Home » Business » Bunkers To Business: How Abandoned Communist Bunkers Are Being Repurposed In Albania

Bunkers To Business: How Abandoned Communist Bunkers Are Being Repurposed In Albania

Littering the Albanian countryside and mountain valleys are hundreds of thousands of little concrete bunkers. These bunkers – bunkerët, were built from the 1960s to the 1980s, during the communist government of Enver Hoxha. Albania had a tumultuous post-war history, alienating all of its potential allies over three decades – first the Yugoslavs, then Soviets, then finally the People’s Republic of China in a series of diplomatic and ideological schisms. Fearing invasion from Yugoslavia, Greece, NATO and even his former ally the Soviet Union, Hoxha was convinced that instead of relying on the partisan tactics that liberated Albania in WWII, he needed to hold the entire country simultaneously. Thus, Hoxha embarked on the policy of “bunkerization” (bunkerizimit) that saw the construction of hundreds of thousands of bunkers across the country. The premise was that, rather than relying on a professional army, every Albanian would take up arms and fortify in their nearest bunker in the event of invasion. But of course, the invasion never came and the cost of constructing the bunkers was a drain on Albania’s resources, both in material goods and the hours needed to plan, construct, and train for the use of bunkers.

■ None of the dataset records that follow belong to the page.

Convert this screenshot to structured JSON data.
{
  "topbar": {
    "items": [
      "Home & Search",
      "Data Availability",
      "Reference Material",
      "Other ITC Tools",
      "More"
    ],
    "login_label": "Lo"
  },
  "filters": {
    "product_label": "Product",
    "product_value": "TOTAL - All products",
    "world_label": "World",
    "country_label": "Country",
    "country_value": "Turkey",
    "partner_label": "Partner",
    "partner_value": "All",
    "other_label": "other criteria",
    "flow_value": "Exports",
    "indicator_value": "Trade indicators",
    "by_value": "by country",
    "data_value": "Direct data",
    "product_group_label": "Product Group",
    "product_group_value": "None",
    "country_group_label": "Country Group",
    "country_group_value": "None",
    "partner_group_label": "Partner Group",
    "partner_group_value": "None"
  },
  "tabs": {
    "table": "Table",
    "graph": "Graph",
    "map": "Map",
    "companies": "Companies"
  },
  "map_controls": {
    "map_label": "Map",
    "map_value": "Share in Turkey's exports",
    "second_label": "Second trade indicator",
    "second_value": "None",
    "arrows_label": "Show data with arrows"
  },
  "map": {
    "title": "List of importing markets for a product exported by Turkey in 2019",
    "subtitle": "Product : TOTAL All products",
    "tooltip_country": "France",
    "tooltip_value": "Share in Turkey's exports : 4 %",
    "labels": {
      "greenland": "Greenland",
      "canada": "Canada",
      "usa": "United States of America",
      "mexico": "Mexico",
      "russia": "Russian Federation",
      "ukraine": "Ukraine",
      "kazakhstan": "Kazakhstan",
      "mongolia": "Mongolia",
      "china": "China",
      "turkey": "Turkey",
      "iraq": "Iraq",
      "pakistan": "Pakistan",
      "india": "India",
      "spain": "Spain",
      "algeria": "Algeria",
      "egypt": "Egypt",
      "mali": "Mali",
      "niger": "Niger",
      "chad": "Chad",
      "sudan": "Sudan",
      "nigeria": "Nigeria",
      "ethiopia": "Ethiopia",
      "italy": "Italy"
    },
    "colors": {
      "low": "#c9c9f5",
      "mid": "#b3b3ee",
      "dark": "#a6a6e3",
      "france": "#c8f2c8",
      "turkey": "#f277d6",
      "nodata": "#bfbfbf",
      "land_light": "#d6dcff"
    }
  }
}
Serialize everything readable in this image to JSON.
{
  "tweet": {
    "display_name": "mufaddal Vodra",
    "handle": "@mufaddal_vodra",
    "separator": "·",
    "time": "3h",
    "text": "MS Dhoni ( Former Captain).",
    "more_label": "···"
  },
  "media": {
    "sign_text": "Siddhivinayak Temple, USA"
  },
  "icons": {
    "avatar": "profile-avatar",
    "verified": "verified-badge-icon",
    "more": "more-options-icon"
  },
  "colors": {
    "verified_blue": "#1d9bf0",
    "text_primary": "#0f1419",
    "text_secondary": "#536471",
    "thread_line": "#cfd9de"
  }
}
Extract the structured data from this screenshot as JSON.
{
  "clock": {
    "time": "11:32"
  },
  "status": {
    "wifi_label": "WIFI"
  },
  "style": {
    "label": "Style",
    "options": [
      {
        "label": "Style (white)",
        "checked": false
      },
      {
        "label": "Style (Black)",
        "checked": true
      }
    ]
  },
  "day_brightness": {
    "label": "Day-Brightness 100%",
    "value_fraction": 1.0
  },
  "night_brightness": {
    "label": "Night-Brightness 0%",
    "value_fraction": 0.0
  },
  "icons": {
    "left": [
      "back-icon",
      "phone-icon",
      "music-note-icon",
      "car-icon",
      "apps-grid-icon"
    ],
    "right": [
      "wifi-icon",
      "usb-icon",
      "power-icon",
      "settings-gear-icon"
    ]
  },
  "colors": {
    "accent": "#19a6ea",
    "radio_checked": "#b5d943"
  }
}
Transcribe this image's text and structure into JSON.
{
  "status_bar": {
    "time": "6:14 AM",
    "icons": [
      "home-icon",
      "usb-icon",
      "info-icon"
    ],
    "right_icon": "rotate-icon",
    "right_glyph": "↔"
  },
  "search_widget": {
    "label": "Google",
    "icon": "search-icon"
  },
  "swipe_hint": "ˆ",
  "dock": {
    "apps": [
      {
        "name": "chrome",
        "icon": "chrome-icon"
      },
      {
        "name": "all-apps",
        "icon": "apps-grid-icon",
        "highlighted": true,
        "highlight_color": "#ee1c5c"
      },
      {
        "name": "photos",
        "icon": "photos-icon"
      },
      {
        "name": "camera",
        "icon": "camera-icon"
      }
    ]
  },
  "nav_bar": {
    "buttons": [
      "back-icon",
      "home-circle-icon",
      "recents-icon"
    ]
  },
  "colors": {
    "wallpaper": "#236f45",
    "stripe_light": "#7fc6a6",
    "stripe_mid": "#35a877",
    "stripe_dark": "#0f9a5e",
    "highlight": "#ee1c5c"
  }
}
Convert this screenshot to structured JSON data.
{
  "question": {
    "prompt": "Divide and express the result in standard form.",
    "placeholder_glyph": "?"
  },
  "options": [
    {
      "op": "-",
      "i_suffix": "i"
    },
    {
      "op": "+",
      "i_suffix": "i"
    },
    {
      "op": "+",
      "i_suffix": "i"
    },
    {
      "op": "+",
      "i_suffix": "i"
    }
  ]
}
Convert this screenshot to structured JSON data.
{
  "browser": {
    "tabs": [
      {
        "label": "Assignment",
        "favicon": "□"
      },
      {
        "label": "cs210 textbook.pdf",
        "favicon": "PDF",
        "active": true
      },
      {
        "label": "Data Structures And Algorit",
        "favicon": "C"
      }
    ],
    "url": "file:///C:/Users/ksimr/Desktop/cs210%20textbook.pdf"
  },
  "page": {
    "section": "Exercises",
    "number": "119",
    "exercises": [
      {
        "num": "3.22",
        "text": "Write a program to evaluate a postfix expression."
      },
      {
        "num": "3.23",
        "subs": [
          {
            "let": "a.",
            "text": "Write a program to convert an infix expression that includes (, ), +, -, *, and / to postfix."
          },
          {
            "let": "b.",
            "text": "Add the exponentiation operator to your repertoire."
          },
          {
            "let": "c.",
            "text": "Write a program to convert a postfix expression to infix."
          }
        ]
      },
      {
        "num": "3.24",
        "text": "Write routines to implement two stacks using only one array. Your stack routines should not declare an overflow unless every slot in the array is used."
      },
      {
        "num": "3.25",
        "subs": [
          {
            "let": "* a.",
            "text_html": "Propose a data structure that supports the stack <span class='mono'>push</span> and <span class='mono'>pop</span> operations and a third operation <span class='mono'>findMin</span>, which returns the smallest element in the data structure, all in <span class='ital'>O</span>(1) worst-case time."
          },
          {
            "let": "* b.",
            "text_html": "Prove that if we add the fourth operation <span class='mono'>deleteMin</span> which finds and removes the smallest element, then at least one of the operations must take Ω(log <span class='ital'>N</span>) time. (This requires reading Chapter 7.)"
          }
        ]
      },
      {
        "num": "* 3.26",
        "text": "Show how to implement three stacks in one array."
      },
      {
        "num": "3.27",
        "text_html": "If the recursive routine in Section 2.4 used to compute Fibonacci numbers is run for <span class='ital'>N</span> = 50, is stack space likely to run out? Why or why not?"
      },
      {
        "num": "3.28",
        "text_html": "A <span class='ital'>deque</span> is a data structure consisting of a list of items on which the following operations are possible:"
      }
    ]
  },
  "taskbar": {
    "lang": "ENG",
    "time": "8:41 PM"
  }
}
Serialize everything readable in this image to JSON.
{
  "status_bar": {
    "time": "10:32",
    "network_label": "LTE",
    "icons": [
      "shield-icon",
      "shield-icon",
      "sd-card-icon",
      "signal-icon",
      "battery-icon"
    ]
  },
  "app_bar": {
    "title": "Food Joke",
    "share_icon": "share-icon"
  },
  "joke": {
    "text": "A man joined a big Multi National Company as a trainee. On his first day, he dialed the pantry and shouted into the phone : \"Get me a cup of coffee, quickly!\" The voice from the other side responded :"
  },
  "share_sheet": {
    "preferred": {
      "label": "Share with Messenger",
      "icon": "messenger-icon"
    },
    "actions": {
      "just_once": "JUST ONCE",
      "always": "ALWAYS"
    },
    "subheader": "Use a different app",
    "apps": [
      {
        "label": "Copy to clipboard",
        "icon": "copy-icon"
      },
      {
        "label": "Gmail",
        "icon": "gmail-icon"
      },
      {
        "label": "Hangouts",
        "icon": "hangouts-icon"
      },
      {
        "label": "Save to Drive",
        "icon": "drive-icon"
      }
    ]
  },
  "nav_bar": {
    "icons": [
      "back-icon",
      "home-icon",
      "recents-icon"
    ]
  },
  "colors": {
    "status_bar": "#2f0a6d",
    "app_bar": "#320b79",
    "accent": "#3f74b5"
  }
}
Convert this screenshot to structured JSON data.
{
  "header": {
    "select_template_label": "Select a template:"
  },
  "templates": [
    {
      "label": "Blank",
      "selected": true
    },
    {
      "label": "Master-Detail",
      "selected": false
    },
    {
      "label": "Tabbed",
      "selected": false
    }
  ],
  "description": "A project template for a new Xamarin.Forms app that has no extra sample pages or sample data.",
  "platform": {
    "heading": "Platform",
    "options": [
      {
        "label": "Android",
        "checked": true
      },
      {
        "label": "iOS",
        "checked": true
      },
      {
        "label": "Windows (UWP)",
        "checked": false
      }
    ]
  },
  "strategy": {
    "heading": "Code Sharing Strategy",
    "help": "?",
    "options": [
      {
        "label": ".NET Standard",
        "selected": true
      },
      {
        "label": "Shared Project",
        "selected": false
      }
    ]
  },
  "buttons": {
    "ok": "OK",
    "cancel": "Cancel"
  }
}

The bunkers were abandoned following the end of the communist state, and many are now derelict. But owing to their abundance, many Albanians have found them to be convenient real estate over the decades. Keq Marku Djetroshan – a tattoo artist, has turned a bunker in Shkoder into a tattoo parlour. Located 8km from the Montenegrin border, during the summer clients come from the Adriatic and beyond to visit. ‘I have people come from all over the place. I had one guy today from England,’ he said. For Keq, this odd defence policy has worked out conveniently.

‘I like (my bunker)’ he says, ‘It’s near my house and I can go whenever I want.’

Many bunkers have become part of inner-city playgrounds; becoming pizzerias, bars and even hostels. Their use has led to interest from developers and designers in Albania and abroad. Saimir Kristo, Professor of Architectural Design and the Vice-Dean of POLIS University in Tirana was part of the design team on the ambitious “Bed & Bunker” project.

A research project between POLIS University and FH-Mainz in Germany, “Bed & Bunker” saw professors and students from both institutions working to re-design and re-purpose existing bunkers into bed and breakfast hostels for tourists.

‘Albania is a beautiful country… (and) the bunkers can serve by accommodating tourists. It can host many different functions such as a small museum or exhibition space. The possibilities are limitless,’ says Saimir.